As I reported in my own review of the product once I had successfully gotten my iMac operational again (the following Sunday, then Monday):

Got really tired of seeing this visage on this screen in the past three-and-a-half weeks (five times, friends and comrades — so far)

Installed Mountain Lion (MacOS 10.8.2), foolhardily, Thursday afternoon (four days ago, as I write) — net result: couldnʼt get my iMac to fully restart afterwards… Constant, invariable hangs/freezes once the lovely new constellation desktop picture loaded.

Reinstalled said system, using the hidden Recovery partition this installation creates (and, buyers, do make sure you already know your Apple ID and Password [and LAN/Wi-Fi access code/password!!] without software assistance when installing this premature ejaculation of a product) on Friday evening after a whole night and day of forced restarts after start-up hangs, but no go on fully loading on restart, even after the four-hour download and installation. 

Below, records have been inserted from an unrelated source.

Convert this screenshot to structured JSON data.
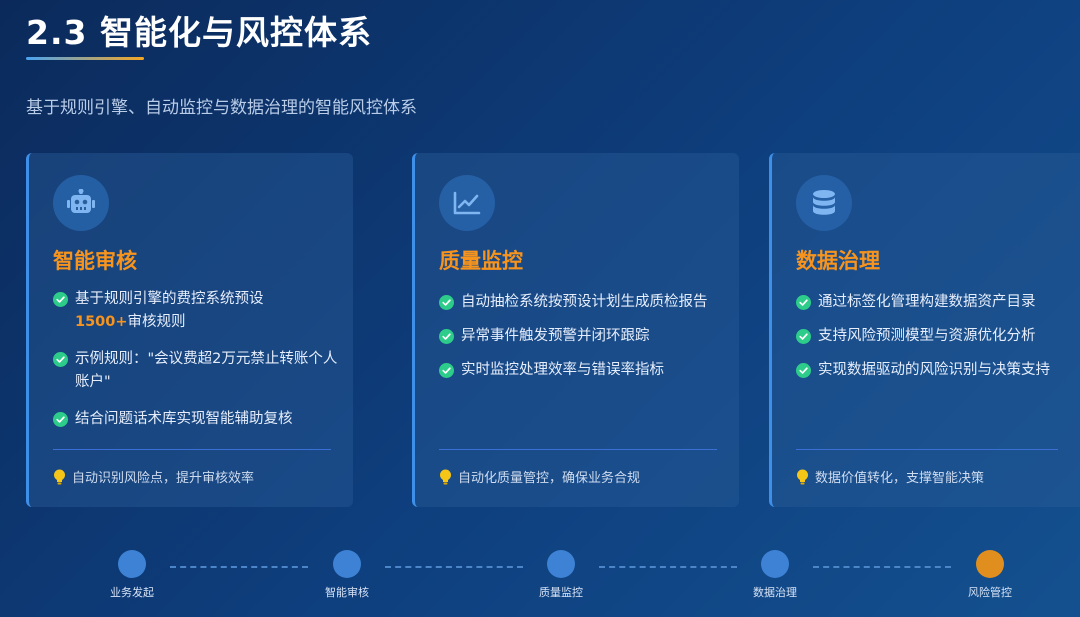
{
  "header": {
    "title": "2.3 智能化与风控体系",
    "subtitle": "基于规则引擎、自动监控与数据治理的智能风控体系"
  },
  "cards": [
    {
      "icon": "robot-icon",
      "title": "智能审核",
      "items": [
        {
          "text": "基于规则引擎的费控系统预设",
          "highlight": "1500+",
          "text_after": "审核规则"
        },
        {
          "text": "示例规则：\"会议费超2万元禁止转账个人账户\""
        },
        {
          "text": "结合问题话术库实现智能辅助复核"
        }
      ],
      "footer": "自动识别风险点，提升审核效率"
    },
    {
      "icon": "chart-line-icon",
      "title": "质量监控",
      "items": [
        {
          "text": "自动抽检系统按预设计划生成质检报告"
        },
        {
          "text": "异常事件触发预警并闭环跟踪"
        },
        {
          "text": "实时监控处理效率与错误率指标"
        }
      ],
      "footer": "自动化质量管控，确保业务合规"
    },
    {
      "icon": "database-icon",
      "title": "数据治理",
      "items": [
        {
          "text": "通过标签化管理构建数据资产目录"
        },
        {
          "text": "支持风险预测模型与资源优化分析"
        },
        {
          "text": "实现数据驱动的风险识别与决策支持"
        }
      ],
      "footer": "数据价值转化，支撑智能决策"
    }
  ],
  "flow": {
    "steps": [
      {
        "label": "业务发起"
      },
      {
        "label": "智能审核"
      },
      {
        "label": "质量监控"
      },
      {
        "label": "数据治理"
      },
      {
        "label": "风险管控"
      }
    ]
  },
  "colors": {
    "accent_orange": "#f7941d",
    "accent_blue": "#3d8fe8",
    "check_green": "#2ecc8a",
    "bulb_yellow": "#f5c518"
  }
}
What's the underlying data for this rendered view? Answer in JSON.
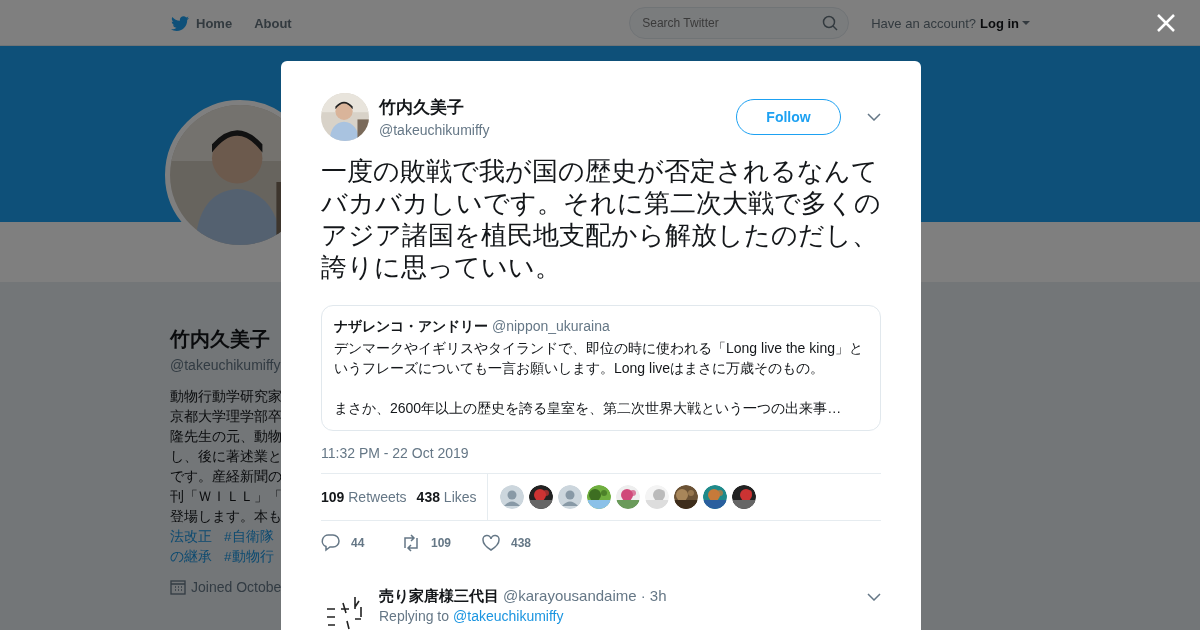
{
  "top_nav": {
    "links": [
      "Home",
      "About"
    ],
    "search": {
      "placeholder": "Search Twitter"
    },
    "account_prompt": "Have an account?",
    "login": "Log in"
  },
  "profile": {
    "name": "竹内久美子",
    "handle": "@takeuchikumiffy",
    "bio_lines": [
      "動物行動学研究家",
      "京都大学理学部卒",
      "隆先生の元、動物",
      "し、後に著述業と",
      "です。産経新聞の",
      "刊「ＷＩＬＬ」「",
      "登場します。本も"
    ],
    "hashtag_lines": [
      [
        "法改正",
        "#自衛隊"
      ],
      [
        "の継承",
        "#動物行"
      ]
    ],
    "joined": "Joined Octobe"
  },
  "tweet": {
    "author": {
      "name": "竹内久美子",
      "handle": "@takeuchikumiffy"
    },
    "follow_button": "Follow",
    "text": "一度の敗戦で我が国の歴史が否定されるなんてバカバカしいです。それに第二次大戦で多くのアジア諸国を植民地支配から解放したのだし、誇りに思っていい。",
    "quoted": {
      "name": "ナザレンコ・アンドリー",
      "handle": "@nippon_ukuraina",
      "paragraphs": [
        "デンマークやイギリスやタイランドで、即位の時に使われる「Long live the king」というフレーズについても一言お願いします。Long liveはまさに万歳そのもの。",
        "まさか、2600年以上の歴史を誇る皇室を、第二次世界大戦という一つの出来事…"
      ]
    },
    "timestamp": "11:32 PM - 22 Oct 2019",
    "stats": [
      {
        "count": "109",
        "label": "Retweets"
      },
      {
        "count": "438",
        "label": "Likes"
      }
    ],
    "liker_avatars": [
      {
        "kind": "default"
      },
      {
        "kind": "picture"
      },
      {
        "kind": "default"
      },
      {
        "kind": "picture"
      },
      {
        "kind": "picture"
      },
      {
        "kind": "picture"
      },
      {
        "kind": "picture"
      },
      {
        "kind": "picture"
      },
      {
        "kind": "picture"
      }
    ],
    "actions": [
      {
        "kind": "reply",
        "count": "44"
      },
      {
        "kind": "retweet",
        "count": "109"
      },
      {
        "kind": "like",
        "count": "438"
      }
    ]
  },
  "replies": [
    {
      "name": "売り家唐様三代目",
      "handle": "@karayousandaime",
      "time": "· 3h",
      "replying_to_label": "Replying to",
      "replying_to": "@takeuchikumiffy"
    }
  ]
}
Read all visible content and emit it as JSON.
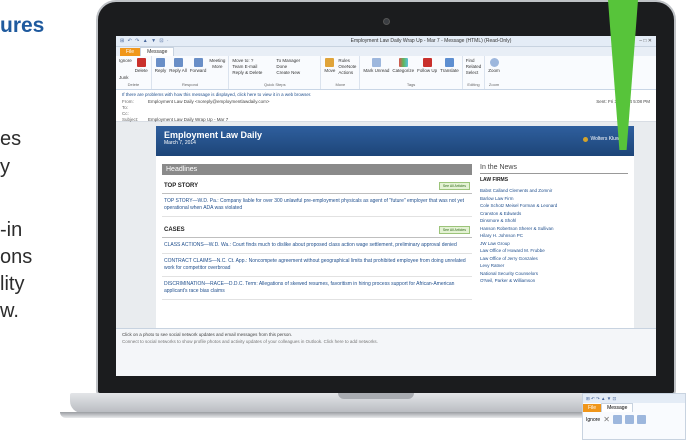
{
  "left_text": {
    "heading": "ures",
    "fragments": [
      "es",
      "y",
      "-in",
      "ons",
      "lity",
      "w."
    ]
  },
  "window": {
    "quick_access": "⊞ ↶ ↷ ▲ ▼ ⊡ ⋅",
    "title": "Employment Law Daily Wrap Up - Mar 7 - Message (HTML) (Read-Only)",
    "controls": "– □ ✕"
  },
  "tabs": {
    "file": "File",
    "message": "Message"
  },
  "ribbon": {
    "delete_group": {
      "ignore": "Ignore",
      "junk": "Junk",
      "delete": "Delete",
      "label": "Delete"
    },
    "respond_group": {
      "reply": "Reply",
      "reply_all": "Reply All",
      "forward": "Forward",
      "more": "More",
      "meeting": "Meeting",
      "label": "Respond"
    },
    "quicksteps_group": {
      "items": [
        "Move to: ?",
        "To Manager",
        "Team E-mail",
        "Done",
        "Reply & Delete",
        "Create New"
      ],
      "label": "Quick Steps"
    },
    "move_group": {
      "move": "Move",
      "rules": "Rules",
      "onenote": "OneNote",
      "actions": "Actions",
      "label": "Move"
    },
    "tags_group": {
      "mark_unread": "Mark Unread",
      "categorize": "Categorize",
      "follow_up": "Follow Up",
      "translate": "Translate",
      "label": "Tags"
    },
    "editing_group": {
      "find": "Find",
      "related": "Related",
      "select": "Select",
      "label": "Editing"
    },
    "zoom_group": {
      "zoom": "Zoom",
      "label": "Zoom"
    }
  },
  "message_header": {
    "info_bar": "If there are problems with how this message is displayed, click here to view it in a web browser.",
    "from_label": "From:",
    "from_value": "Employment Law Daily <noreply@employmentlawdaily.com>",
    "to_label": "To:",
    "cc_label": "Cc:",
    "subject_label": "Subject:",
    "subject_value": "Employment Law Daily Wrap Up - Mar 7",
    "sent": "Sent: Fri 3/7/2014 5:08 PM"
  },
  "newsletter": {
    "title": "Employment Law Daily",
    "date": "March 7, 2014",
    "brand": "Wolters Kluwer",
    "headlines_label": "Headlines",
    "sections": [
      {
        "name": "TOP STORY",
        "see_all": "See All Articles",
        "stories": [
          "TOP STORY—W.D. Pa.: Company liable for over 300 unlawful pre-employment physicals as agent of \"future\" employer that was not yet operational when ADA was violated"
        ]
      },
      {
        "name": "CASES",
        "see_all": "See All Articles",
        "stories": [
          "CLASS ACTIONS—W.D. Wa.: Court finds much to dislike about proposed class action wage settlement, preliminary approval denied",
          "CONTRACT CLAIMS—N.C. Ct. App.: Noncompete agreement without geographical limits that prohibited employee from doing unrelated work for competitor overbroad",
          "DISCRIMINATION—RACE—D.D.C. Term: Allegations of skewed resumes, favoritism in hiring process support for African-American applicant's race bias claims"
        ]
      }
    ],
    "sidebar": {
      "heading": "In the News",
      "subheading": "LAW FIRMS",
      "firms": [
        "Babst Calland Clements and Zomnir",
        "Barlow Law Firm",
        "Cole Schotz Meisel Forman & Leonard",
        "Cranston & Edwards",
        "Dinsmore & Shohl",
        "Hanson Robertson Sherer & Sullivan",
        "Hilary H. Johnson PC",
        "JW Law Group",
        "Law Office of Howard M. Frubbe",
        "Law Office of Jerry Gonzales",
        "Levy Ratner",
        "National Security Counselors",
        "O'Neil, Parker & Williamson"
      ]
    }
  },
  "people_pane": {
    "line1": "Click on a photo to see social network updates and email messages from this person.",
    "line2": "Connect to social networks to show profile photos and activity updates of your colleagues in Outlook. Click here to add networks."
  },
  "thumbnail": {
    "qat": "⊞ ↶ ↷ ▲ ▼ ⊡",
    "file_tab": "File",
    "message_tab": "Message",
    "ignore": "Ignore"
  },
  "colors": {
    "heading_blue": "#1f5a9e",
    "newsletter_blue": "#1d4578",
    "file_tab_orange": "#f0961a",
    "accent_green": "#57c43a"
  }
}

However, Saturday morning, inexplicably and without any changed approach on my part, when I tried another start-up, the system loaded and worked… until some programs wouldnʼt open and I decided to restart the computer… Naturally: hang city all over again…

No luck all day Sunday, either (even leaving the stalled start-up alone for hours and hours). The “consult the Apple Support Forums” option presented by the recovery partition merely takes you to standard info, no real help. Except perhaps for restoring from Time Machine and runnning Disk Utility (no problems of that kind in my case), none of the options works without internet connection (thus the need to have your LAN password ready before trying anything from the recovery partition).

Reinstalled for the third time this morning, Monday, and even before the promised three hours and 41 minutes (download and installation) had elapsed, we were up and running. Wowza.

Iʼm planning to leave my poor, abused machine continuously on for a long time today (tomorrow… into next year?) to let Spotlight index (if it actually is — estimate is back up to 20 hours, after ten hours on). And get three or twenty good Time Machine backups complete. Surviving so far without troubling Apple support by phone, although they were VERY helpful once in the distant past.

Anyone think I can afford to shut down (ever) without needing to reinstall yet again?

Hardware Overview:

  •   Model Name: iMac
  •   Model Identifier: iMac9,1
  •   Processor Name: Intel Core 2 Duo
  •   Processor Speed: 2.66 GHz
  •   Number of Processors: 1
  •   Total Number of Cores: 2
  •   L2 Cache: 6 MB
  •   Memory: 4 GB
  •   Bus Speed: 1.07 GHz
  •   Boot ROM Version: IM91.008D.B08
  •   SMC Version (system): 1.45f0

Not really recommended, based on my experience. I should have heeded all those earlier reviewers with problems!

Too harsh, thinkest thou, O Gentil Reader? Itʼs only gotten worse…

©2012 John Randolph Burrow, Magickal Monkey Enterprises, Ltd, S.A.